Instantaneous healing of a severe concussion
I was spending my summer in Colorado playing polocrosse, which is very similar to polo and lacrosse, but on horseback. During our first game in a three-day tournament, I was hit from the left side and fell off my horse, knocking my head on the ground.
I felt like I’d been hit by a train. My vision became blurry and pixelated, and I could feel that I was losing consciousness.
This might not seem like a time when I had a choice about how to feel or how my body was responding to the fall. But I’ve learned from attending Christian Science Sunday School that in any situation I always have a choice. My choice is between what I know to be true about God and what appears to be true according to the five physical senses. Starting from the basis that God is good, present everywhere, and all-powerful, I can reject anything that says that something other than good is going on.
As I felt myself about to lose consciousness, I knew I had a decision to make.
So as I felt myself about to lose consciousness, I knew I had a decision to make. I could let this feeling overtake me, or I could turn to my loving Parent, my Father-Mother God, to feel and know His, Her, care. I made the conscious decision to hold on to what I knew to be true about God and about me as His, Her, loved child.
As I fought to stay awake, I also remembered Mary Baker Eddy’s poem “Love,” which talks about God’s protective, mothering love (see Poems, p. 6 ). It dawned on me that there had never been a moment when God, Love, hadn’t been there. When it appeared I’d fallen off my horse, Love was there. And Love was also here now. This realization brought me great comfort, and I was overcome with peace.
I didn’t lose consciousness, and in fact, after a few minutes I was able to stand up and walk over to the bleachers on the main field. I took a nap and woke up to find my dad talking to my mom on the phone. He was telling her what had happened and that the paramedics had said I’d gotten a grade 3 concussion, which is considered a major concussion. However, what no one could understand was how this condition seemed to have disappeared, along with all the symptoms.

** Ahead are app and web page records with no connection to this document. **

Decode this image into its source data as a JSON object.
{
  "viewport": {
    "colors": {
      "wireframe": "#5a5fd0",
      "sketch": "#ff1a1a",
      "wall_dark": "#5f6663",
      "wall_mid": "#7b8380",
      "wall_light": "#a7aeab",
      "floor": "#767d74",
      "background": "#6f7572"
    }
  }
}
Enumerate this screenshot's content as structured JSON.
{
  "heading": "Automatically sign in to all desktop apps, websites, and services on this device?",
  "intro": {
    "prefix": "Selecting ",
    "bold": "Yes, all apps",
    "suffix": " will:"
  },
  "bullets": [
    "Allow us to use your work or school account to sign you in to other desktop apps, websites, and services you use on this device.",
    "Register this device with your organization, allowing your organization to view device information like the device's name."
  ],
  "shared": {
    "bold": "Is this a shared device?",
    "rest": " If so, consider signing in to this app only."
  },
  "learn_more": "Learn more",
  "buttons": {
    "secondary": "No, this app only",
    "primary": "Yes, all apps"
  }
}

It was true. I felt fine. I sat up with ease and walked over to the camp where our team’s stuff was set up. For the next four hours, I walked around and packed up camp with complete freedom. I didn’t have any more effects from the concussion—that day or at any time after that. The next day I did wake up to a few feelings of discomfort, but after my mom asked a Christian Science practitioner to pray for me, I was able to continue the day with my group and experienced no further effects.
I began explaining that I’d been healed of the concussion through Christian Science.
But the story doesn’t end there. Two weeks later, at another tournament, I was greeted by a woman whom I’d been playing against two weeks earlier when I’d fallen. She noticed I was back up and playing and commented that she was quite surprised to see me riding again.
I’m usually pretty quiet about being a Christian Scientist. But she seemed so intrigued that I began explaining that I’d been healed of the concussion through Christian Science. We talked all the way through dinner and late into the night. She asked all kinds of questions, and I answered them the best I could and shared what I knew.
We continued the conversation over the next day or so, but over the school year I lost touch with her. Then, the following summer I returned to the tournament and ran into this woman once again. At dinner she explained that she’d gone home after our conversation and discovered there was a Christian Science Reading Room just down the street from her house. She’d bought a copy of Science and Health with Key to the Scriptures by Mary Baker Eddy and was now regularly attending a local branch Church of Christ, Scientist. She told me that she and her husband had already experienced their own healings!
I’m so grateful for the way my healing helped someone else discover more about God’s healing power through Christian Science.